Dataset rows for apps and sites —
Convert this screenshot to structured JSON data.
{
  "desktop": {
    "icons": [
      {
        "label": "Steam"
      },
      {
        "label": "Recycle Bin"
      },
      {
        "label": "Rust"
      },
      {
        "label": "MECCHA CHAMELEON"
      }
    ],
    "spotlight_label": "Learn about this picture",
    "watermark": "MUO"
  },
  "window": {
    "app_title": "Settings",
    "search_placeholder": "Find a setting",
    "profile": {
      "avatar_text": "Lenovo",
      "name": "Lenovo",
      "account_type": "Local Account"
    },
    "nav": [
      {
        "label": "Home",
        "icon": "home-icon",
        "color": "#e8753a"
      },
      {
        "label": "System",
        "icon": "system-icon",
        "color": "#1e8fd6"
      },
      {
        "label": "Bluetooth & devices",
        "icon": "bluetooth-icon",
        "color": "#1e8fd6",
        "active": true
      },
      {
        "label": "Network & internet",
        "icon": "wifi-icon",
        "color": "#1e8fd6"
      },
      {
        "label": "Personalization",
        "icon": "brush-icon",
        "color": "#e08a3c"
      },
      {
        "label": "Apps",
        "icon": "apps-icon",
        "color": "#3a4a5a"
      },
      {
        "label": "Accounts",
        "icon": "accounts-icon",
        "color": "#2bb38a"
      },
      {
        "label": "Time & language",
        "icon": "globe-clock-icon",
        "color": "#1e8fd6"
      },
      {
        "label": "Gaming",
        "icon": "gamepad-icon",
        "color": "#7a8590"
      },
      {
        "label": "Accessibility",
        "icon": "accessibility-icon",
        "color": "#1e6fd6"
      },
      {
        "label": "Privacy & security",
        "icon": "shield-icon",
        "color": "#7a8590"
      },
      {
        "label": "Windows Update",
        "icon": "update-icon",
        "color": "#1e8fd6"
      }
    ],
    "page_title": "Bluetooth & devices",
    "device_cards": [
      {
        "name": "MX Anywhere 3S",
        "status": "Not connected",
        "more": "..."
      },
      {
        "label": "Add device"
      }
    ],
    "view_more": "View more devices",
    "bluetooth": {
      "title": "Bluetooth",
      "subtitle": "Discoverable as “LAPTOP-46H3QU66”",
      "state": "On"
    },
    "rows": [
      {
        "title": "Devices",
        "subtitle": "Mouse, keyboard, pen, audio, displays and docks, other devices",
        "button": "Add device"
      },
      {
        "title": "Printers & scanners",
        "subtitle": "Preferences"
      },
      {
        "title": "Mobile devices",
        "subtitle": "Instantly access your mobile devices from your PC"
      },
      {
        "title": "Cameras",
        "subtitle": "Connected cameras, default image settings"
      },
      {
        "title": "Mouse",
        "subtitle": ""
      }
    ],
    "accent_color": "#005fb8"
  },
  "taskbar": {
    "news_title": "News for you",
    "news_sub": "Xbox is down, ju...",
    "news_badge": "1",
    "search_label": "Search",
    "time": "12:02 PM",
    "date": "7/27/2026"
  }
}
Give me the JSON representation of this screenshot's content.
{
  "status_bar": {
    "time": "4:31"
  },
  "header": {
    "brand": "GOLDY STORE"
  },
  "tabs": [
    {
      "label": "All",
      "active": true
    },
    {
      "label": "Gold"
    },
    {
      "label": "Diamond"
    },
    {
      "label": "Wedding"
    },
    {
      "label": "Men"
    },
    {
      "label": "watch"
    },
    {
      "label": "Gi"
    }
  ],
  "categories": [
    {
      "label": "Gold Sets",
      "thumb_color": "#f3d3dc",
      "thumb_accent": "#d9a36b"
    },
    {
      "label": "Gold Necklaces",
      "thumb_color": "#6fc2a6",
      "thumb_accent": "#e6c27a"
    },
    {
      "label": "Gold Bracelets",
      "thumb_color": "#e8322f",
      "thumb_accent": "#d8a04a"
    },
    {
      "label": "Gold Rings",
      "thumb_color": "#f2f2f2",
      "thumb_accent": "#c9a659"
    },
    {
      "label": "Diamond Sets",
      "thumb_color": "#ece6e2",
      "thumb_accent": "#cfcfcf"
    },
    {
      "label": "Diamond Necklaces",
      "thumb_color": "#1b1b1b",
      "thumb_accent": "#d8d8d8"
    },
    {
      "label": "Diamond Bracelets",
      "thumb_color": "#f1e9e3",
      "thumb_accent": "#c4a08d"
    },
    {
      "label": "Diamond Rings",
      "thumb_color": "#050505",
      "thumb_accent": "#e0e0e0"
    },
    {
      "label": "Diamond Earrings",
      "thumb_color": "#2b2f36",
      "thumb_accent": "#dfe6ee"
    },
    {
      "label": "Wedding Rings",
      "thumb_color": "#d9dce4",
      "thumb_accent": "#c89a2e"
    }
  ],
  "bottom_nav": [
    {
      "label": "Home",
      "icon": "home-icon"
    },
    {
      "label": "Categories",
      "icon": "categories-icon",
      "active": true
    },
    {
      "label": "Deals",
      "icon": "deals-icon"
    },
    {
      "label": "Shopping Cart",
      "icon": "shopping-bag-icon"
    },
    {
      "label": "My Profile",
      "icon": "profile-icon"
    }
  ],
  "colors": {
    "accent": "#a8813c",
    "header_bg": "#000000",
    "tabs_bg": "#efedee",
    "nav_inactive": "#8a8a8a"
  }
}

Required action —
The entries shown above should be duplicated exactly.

Solution to this exercise —
Convert this screenshot to structured JSON data.
{
  "desktop": {
    "icons": [
      {
        "label": "Steam"
      },
      {
        "label": "Recycle Bin"
      },
      {
        "label": "Rust"
      },
      {
        "label": "MECCHA CHAMELEON"
      }
    ],
    "spotlight_label": "Learn about this picture",
    "watermark": "MUO"
  },
  "window": {
    "app_title": "Settings",
    "search_placeholder": "Find a setting",
    "profile": {
      "avatar_text": "Lenovo",
      "name": "Lenovo",
      "account_type": "Local Account"
    },
    "nav": [
      {
        "label": "Home",
        "icon": "home-icon",
        "color": "#e8753a"
      },
      {
        "label": "System",
        "icon": "system-icon",
        "color": "#1e8fd6"
      },
      {
        "label": "Bluetooth & devices",
        "icon": "bluetooth-icon",
        "color": "#1e8fd6",
        "active": true
      },
      {
        "label": "Network & internet",
        "icon": "wifi-icon",
        "color": "#1e8fd6"
      },
      {
        "label": "Personalization",
        "icon": "brush-icon",
        "color": "#e08a3c"
      },
      {
        "label": "Apps",
        "icon": "apps-icon",
        "color": "#3a4a5a"
      },
      {
        "label": "Accounts",
        "icon": "accounts-icon",
        "color": "#2bb38a"
      },
      {
        "label": "Time & language",
        "icon": "globe-clock-icon",
        "color": "#1e8fd6"
      },
      {
        "label": "Gaming",
        "icon": "gamepad-icon",
        "color": "#7a8590"
      },
      {
        "label": "Accessibility",
        "icon": "accessibility-icon",
        "color": "#1e6fd6"
      },
      {
        "label": "Privacy & security",
        "icon": "shield-icon",
        "color": "#7a8590"
      },
      {
        "label": "Windows Update",
        "icon": "update-icon",
        "color": "#1e8fd6"
      }
    ],
    "page_title": "Bluetooth & devices",
    "device_cards": [
      {
        "name": "MX Anywhere 3S",
        "status": "Not connected",
        "more": "..."
      },
      {
        "label": "Add device"
      }
    ],
    "view_more": "View more devices",
    "bluetooth": {
      "title": "Bluetooth",
      "subtitle": "Discoverable as “LAPTOP-46H3QU66”",
      "state": "On"
    },
    "rows": [
      {
        "title": "Devices",
        "subtitle": "Mouse, keyboard, pen, audio, displays and docks, other devices",
        "button": "Add device"
      },
      {
        "title": "Printers & scanners",
        "subtitle": "Preferences"
      },
      {
        "title": "Mobile devices",
        "subtitle": "Instantly access your mobile devices from your PC"
      },
      {
        "title": "Cameras",
        "subtitle": "Connected cameras, default image settings"
      },
      {
        "title": "Mouse",
        "subtitle": ""
      }
    ],
    "accent_color": "#005fb8"
  },
  "taskbar": {
    "news_title": "News for you",
    "news_sub": "Xbox is down, ju...",
    "news_badge": "1",
    "search_label": "Search",
    "time": "12:02 PM",
    "date": "7/27/2026"
  }
}
Give me the JSON representation of this screenshot's content.
{
  "status_bar": {
    "time": "4:31"
  },
  "header": {
    "brand": "GOLDY STORE"
  },
  "tabs": [
    {
      "label": "All",
      "active": true
    },
    {
      "label": "Gold"
    },
    {
      "label": "Diamond"
    },
    {
      "label": "Wedding"
    },
    {
      "label": "Men"
    },
    {
      "label": "watch"
    },
    {
      "label": "Gi"
    }
  ],
  "categories": [
    {
      "label": "Gold Sets",
      "thumb_color": "#f3d3dc",
      "thumb_accent": "#d9a36b"
    },
    {
      "label": "Gold Necklaces",
      "thumb_color": "#6fc2a6",
      "thumb_accent": "#e6c27a"
    },
    {
      "label": "Gold Bracelets",
      "thumb_color": "#e8322f",
      "thumb_accent": "#d8a04a"
    },
    {
      "label": "Gold Rings",
      "thumb_color": "#f2f2f2",
      "thumb_accent": "#c9a659"
    },
    {
      "label": "Diamond Sets",
      "thumb_color": "#ece6e2",
      "thumb_accent": "#cfcfcf"
    },
    {
      "label": "Diamond Necklaces",
      "thumb_color": "#1b1b1b",
      "thumb_accent": "#d8d8d8"
    },
    {
      "label": "Diamond Bracelets",
      "thumb_color": "#f1e9e3",
      "thumb_accent": "#c4a08d"
    },
    {
      "label": "Diamond Rings",
      "thumb_color": "#050505",
      "thumb_accent": "#e0e0e0"
    },
    {
      "label": "Diamond Earrings",
      "thumb_color": "#2b2f36",
      "thumb_accent": "#dfe6ee"
    },
    {
      "label": "Wedding Rings",
      "thumb_color": "#d9dce4",
      "thumb_accent": "#c89a2e"
    }
  ],
  "bottom_nav": [
    {
      "label": "Home",
      "icon": "home-icon"
    },
    {
      "label": "Categories",
      "icon": "categories-icon",
      "active": true
    },
    {
      "label": "Deals",
      "icon": "deals-icon"
    },
    {
      "label": "Shopping Cart",
      "icon": "shopping-bag-icon"
    },
    {
      "label": "My Profile",
      "icon": "profile-icon"
    }
  ],
  "colors": {
    "accent": "#a8813c",
    "header_bg": "#000000",
    "tabs_bg": "#efedee",
    "nav_inactive": "#8a8a8a"
  }
}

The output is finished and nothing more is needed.